Defense Contractor Fraud

The government spends billions of dollars improving, building, and maintaining weapons systems, defense-related equipment and facilities, as well as supporting our military personnel. A majority of the defense contract work is performed through contracts made with private companies in theUnited Statesand throughout the world. 

The inspection and testing of goods and evaluation of services rendered to the U.S. government has increasingly involved a much less rigid process of regulation. This has enabled defense contractors to cheat the government out of vast amounts of money in exchange for improperly tested and defective goods, or services that were never provided. When these contracts are breached and the government is cheated out of millions (if not billions) of dollars, the taxpayers and the brave men and women of our armed forces using these goods are cheated as well – often jeopardizing their well-being and safety.
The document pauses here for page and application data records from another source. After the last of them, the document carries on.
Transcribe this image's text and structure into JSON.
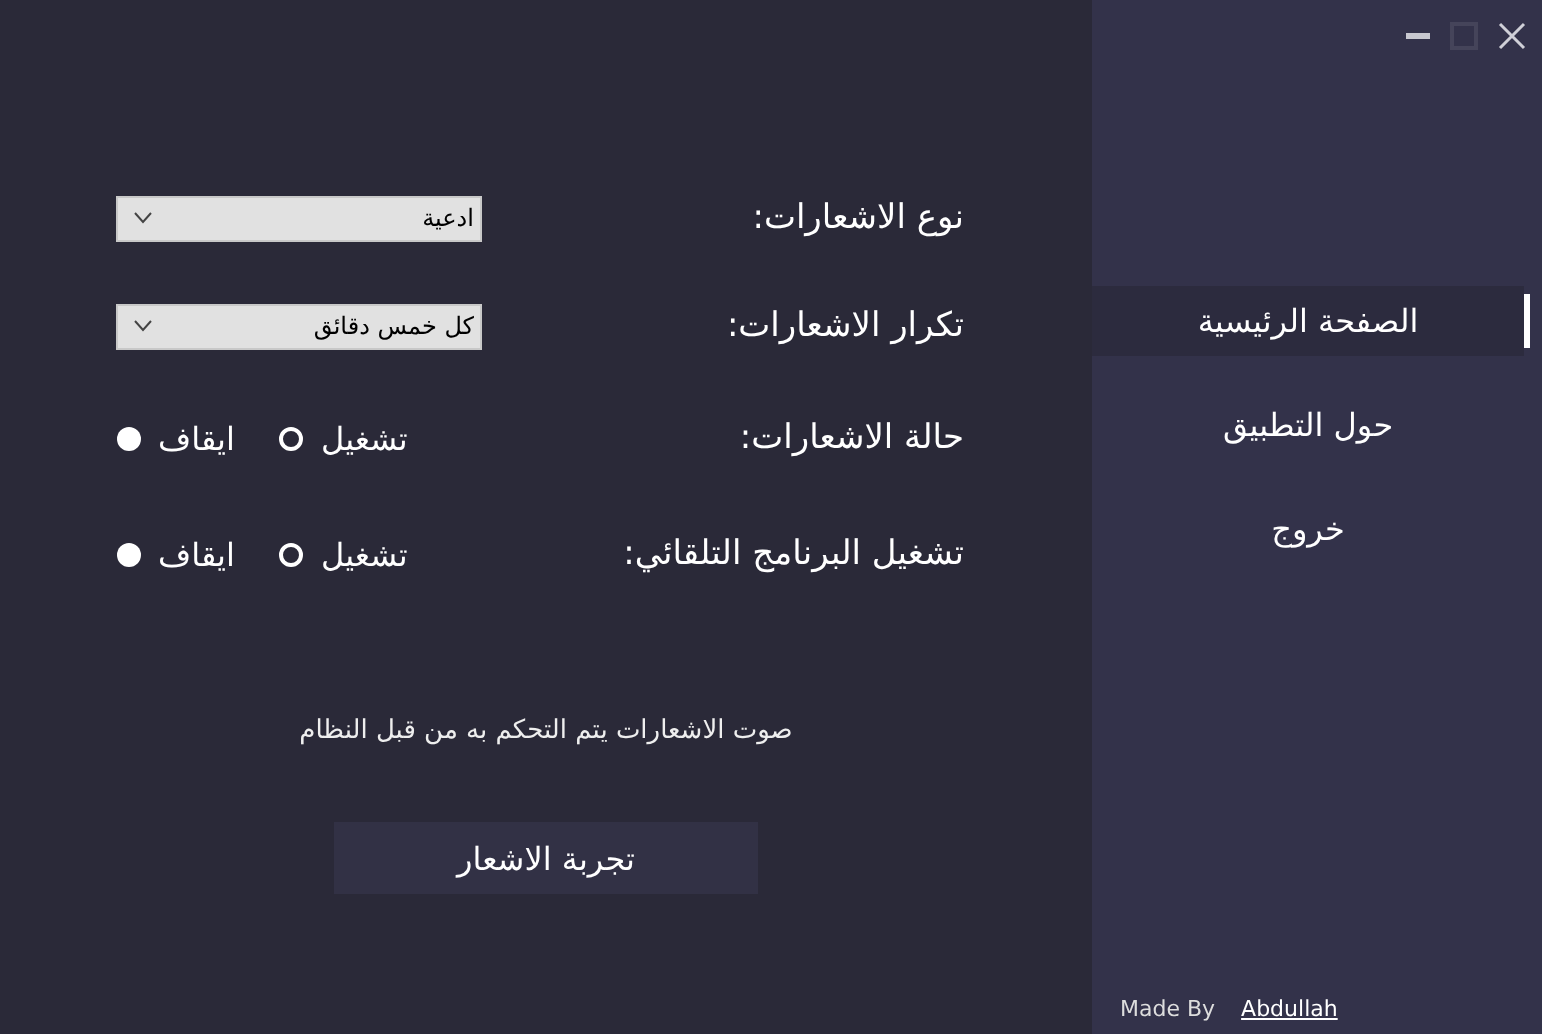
{
  "settings": [
    {
      "kind": "select",
      "label": "نوع الاشعارات:",
      "value": "ادعية"
    },
    {
      "kind": "select",
      "label": "تكرار الاشعارات:",
      "value": "كل خمس دقائق"
    },
    {
      "kind": "radio",
      "label": "حالة الاشعارات:",
      "options": [
        {
          "label": "تشغيل",
          "selected": false
        },
        {
          "label": "ايقاف",
          "selected": true
        }
      ]
    },
    {
      "kind": "radio",
      "label": "تشغيل البرنامج التلقائي:",
      "options": [
        {
          "label": "تشغيل",
          "selected": false
        },
        {
          "label": "ايقاف",
          "selected": true
        }
      ]
    }
  ],
  "note": "صوت الاشعارات يتم التحكم به من قبل النظام",
  "test_button": "تجربة الاشعار",
  "sidebar": {
    "items": [
      {
        "label": "الصفحة الرئيسية",
        "selected": true
      },
      {
        "label": "حول التطبيق",
        "selected": false
      },
      {
        "label": "خروج",
        "selected": false
      }
    ]
  },
  "footer": {
    "label": "Made By",
    "link": "Abdullah"
  }
}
The False Claims Act is the federal statute that allows people to “blow the whistle” on defense contractors who are defrauding the government.   A successful whistleblower may be entitled to 15% to 30% of the government’s total recovery.  See our False Claims Act FAQ [link to FAQ] section for a more detailed discussion.

Defense contractor fraud has been a prevalent concern for the U.S. Department of Defense since the 1800’s under the Lincoln Administration, and in fact was one of the motivating forces in passage of the False Claims Act.  Defense contractor fraud has dramatically increased as the annual amount of spending by the Department of Defense has increased, reaching billions of dollars in recent years. As the amount of hired defense contractors rises, so does the percentage of fraudulent contracts.
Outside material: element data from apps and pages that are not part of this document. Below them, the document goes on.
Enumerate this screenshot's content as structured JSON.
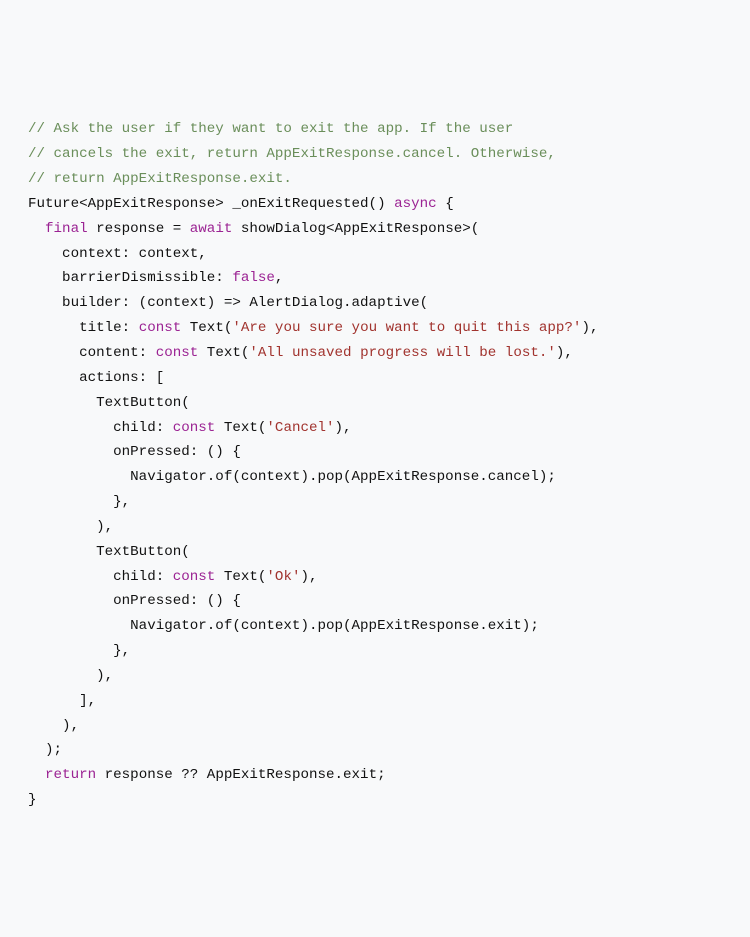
{
  "code": {
    "comments": {
      "l1": "// Ask the user if they want to exit the app. If the user",
      "l2": "// cancels the exit, return AppExitResponse.cancel. Otherwise,",
      "l3": "// return AppExitResponse.exit."
    },
    "keywords": {
      "final": "final",
      "await": "await",
      "const1": "const",
      "const2": "const",
      "const3": "const",
      "const4": "const",
      "async": "async",
      "return": "return",
      "false": "false"
    },
    "strings": {
      "title": "'Are you sure you want to quit this app?'",
      "content": "'All unsaved progress will be lost.'",
      "cancel": "'Cancel'",
      "ok": "'Ok'"
    },
    "text": {
      "l4a": "Future<AppExitResponse> _onExitRequested() ",
      "l4b": " {",
      "l5a": "  ",
      "l5b": " response = ",
      "l5c": " showDialog<AppExitResponse>(",
      "l6": "    context: context,",
      "l7a": "    barrierDismissible: ",
      "l7b": ",",
      "l8": "    builder: (context) => AlertDialog.adaptive(",
      "l9a": "      title: ",
      "l9b": " Text(",
      "l9c": "),",
      "l10a": "      content: ",
      "l10b": " Text(",
      "l10c": "),",
      "l11": "      actions: [",
      "l12": "        TextButton(",
      "l13a": "          child: ",
      "l13b": " Text(",
      "l13c": "),",
      "l14": "          onPressed: () {",
      "l15": "            Navigator.of(context).pop(AppExitResponse.cancel);",
      "l16": "          },",
      "l17": "        ),",
      "l18": "        TextButton(",
      "l19a": "          child: ",
      "l19b": " Text(",
      "l19c": "),",
      "l20": "          onPressed: () {",
      "l21": "            Navigator.of(context).pop(AppExitResponse.exit);",
      "l22": "          },",
      "l23": "        ),",
      "l24": "      ],",
      "l25": "    ),",
      "l26": "  );",
      "l27": "",
      "l28a": "  ",
      "l28b": " response ?? AppExitResponse.exit;",
      "l29": "}"
    }
  }
}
Common Forms of Defense Contractor Fraud

Fraud against the government as it relates to defense contracting can take just about any form, but some of the most common include:

This situation involves a contractor with two different types of contracts for the same project:  “fixed price” and “cost-plus.”  The “fixed price” contract gives the contractor a fixed price for each unit it produces; whereas the “cost-plus” contract entitles the contractor to be reimbursed for the costs of making each unit.  In this type of fraud, the contractor will bill the government under the “cost-plus” contract for goods produced under the “fixed price” contract, which is a potential violation of the False Claims Act.

The government frequently specifies that its defense contractors build products meeting a certain specification or standard.  Sometimes companies substitute inferior (and often cheaper) parts and certify to the government that they have complied with all standards and qualifications.  If companies do this, they may be liable under the False Claims Act.

In the defense industry, oftentimes there will only be one supply source for a critical part that the military needs.  For example, if the Air Force needs a stealth bomber, there may only be one company that can build it.  When this happens, the government needs assurances that it pays a fair (i.e., market) price since competitive bidding is not possible.  TINA requires the contractor to truthfully disclose all relevant information about its costs to the government in sole-source contract negotiations.  That way the government can make an informed decision about what price is fair to pay for the product.  Contractors sometimes can hold back relevant information or deliberately provide false information in order to receive a higher bid price from the government.  This is a potential False Claims Act violation.

Defense Contractor Fraud Attorneys

Robbins Geller Rudman & Dowd LLP is committed to fighting for our whistleblower clients in their courageous efforts to combat fraud.  If you are aware of an instance where a government contractor is committing, or has committed, fraud on the government and are thinking of blowing the whistle, please contact Jonah H. Goldstein or James E. Barz.  We can help you understand how to file a claim, what compensation you may be entitled to for your effort, and what protections you are afforded as a whistleblower, and can answer any other questions you may have concerning the False Claims Act.